Newest in my venture to watch my movie collection in alphabetical(ish) order. To see other posts in the series, click here. As always, potential Spoiler Alert.
To write one of these movie review articles, I make notes on my laptop while watching the film. Then after the movie is done, I go back through the notes to figure out what tack I want to take for the article. Sometimes my notes are a pretty jumbled mess, but other times a theme appears.
Take Pushing Tin, for example. The quickest glance at my notes showed a clear theme – one that can be summed up in one word.
That word is “dick.”
I have never typed the word dick (or its plural) so often in such a short span of time.
Everybody in this movie is a dick. The main character, air traffic controller Nick (John Cusack) is a dick. His nemesis Russell (Billy Bob Thornton) is a dick. All the other air traffic controllers are dicks. This bosses? Dicks. Their wives? Dicks.
The controllers are the worst. They’re dicks to each other. They’re dicks to random women they meet. They’re dicks to waitresses. And most importantly, they’re dicks to the airplane passengers whose lives they hold in their hands.
I remember a few years back, chatting with a friend who couldn’t wait to get home after work to watch the newest episode of some shite reality TV program. I don’t remember which one it was, but it featured Gordon Ramsay screaming and swearing at people for an hour. I’ve never been able to wrap my head around why people enjoy that kind of show, and while we discussed it, we had this chilling bit of conversation.
Me: Do you like the kind of person he is?

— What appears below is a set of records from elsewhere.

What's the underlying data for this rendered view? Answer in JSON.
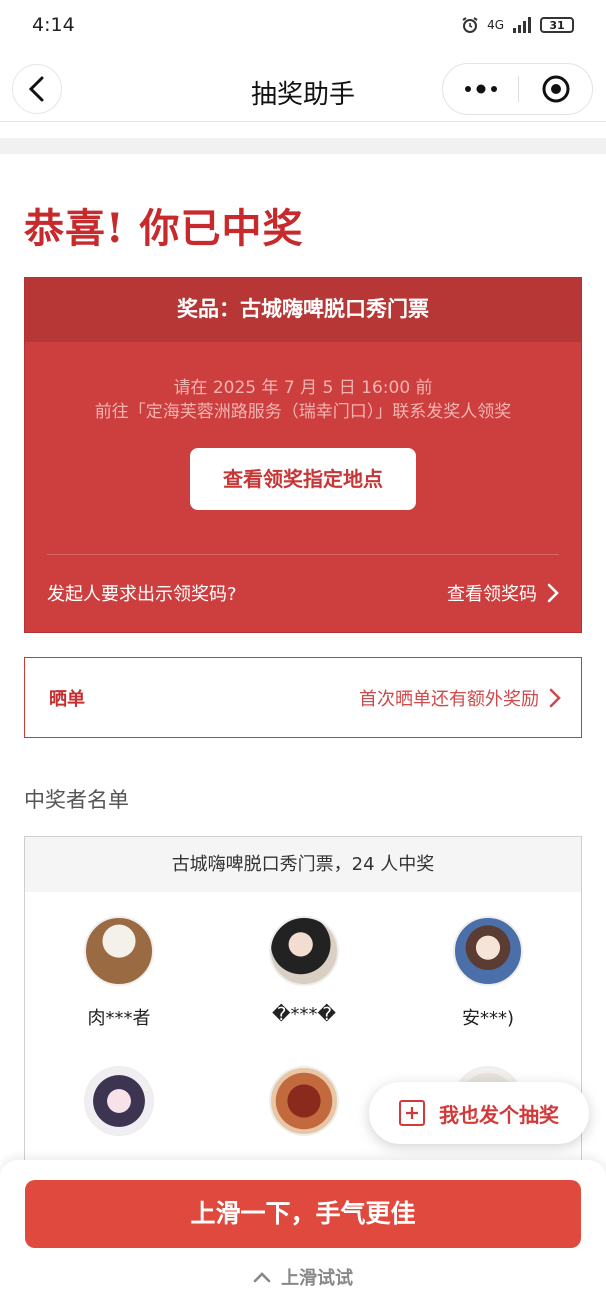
{
  "status_bar": {
    "time": "4:14",
    "network": "4G",
    "battery": "31"
  },
  "nav": {
    "title": "抽奖助手"
  },
  "headline": "恭喜! 你已中奖",
  "prize": {
    "title": "奖品：古城嗨啤脱口秀门票",
    "instruction_line1": "请在 2025 年 7 月 5 日 16:00 前",
    "instruction_line2": "前往「定海芙蓉洲路服务（瑞幸门口）」联系发奖人领奖",
    "locate_button": "查看领奖指定地点",
    "code_prompt": "发起人要求出示领奖码?",
    "code_link": "查看领奖码"
  },
  "share": {
    "title": "晒单",
    "link": "首次晒单还有额外奖励"
  },
  "winners": {
    "heading": "中奖者名单",
    "summary": "古城嗨啤脱口秀门票，24 人中奖",
    "list": [
      {
        "name": "肉***者",
        "avatar": "capybara-avatar"
      },
      {
        "name": "�***�",
        "avatar": "girl-photo-avatar"
      },
      {
        "name": "安***)",
        "avatar": "anime-girl-glasses-avatar"
      },
      {
        "name": "",
        "avatar": "anime-girl-avatar"
      },
      {
        "name": "",
        "avatar": "dates-food-avatar"
      },
      {
        "name": "",
        "avatar": "blurred-avatar"
      }
    ]
  },
  "fab": {
    "label": "我也发个抽奖"
  },
  "bottom": {
    "swipe_button": "上滑一下，手气更佳",
    "swipe_hint": "上滑试试"
  },
  "colors": {
    "brand_red": "#c62a2c",
    "card_red": "#cd3e3e",
    "button_red": "#e04a3e"
  }
}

Me: Do you think he deals with problems in a helpful way?
Me: Do you like dealing with that kind of person at work?
Me: So what’s the appeal of the show?
Friend: He’s not doing it to me.
The lack of empathy is mind-boggling. I also think it’s the mindset that’s required to enjoy a movie like Pushing Tin. Because we spend two hours watching Nick pull dick move after dick move after dick move, only for both himself and his marriage to break down. And when he gets to his rock bottom and desperately wants to make his life right again, instead of learning from his mistakes and growing as a person, he ‘fixes’ things by … standing on a runway under a landing plane so he can be thrown through the air by the wash, and then holding his wife’s plane hostage in the landing queue until she agrees to go out with him.
So, a manly dick move followed by a creepy one.
Ultimately, the viewer is left secure in the knowledge that no one learned anything, everything will continue on as it always has, and no one in the Pushing Tin universe should board a plane ever again.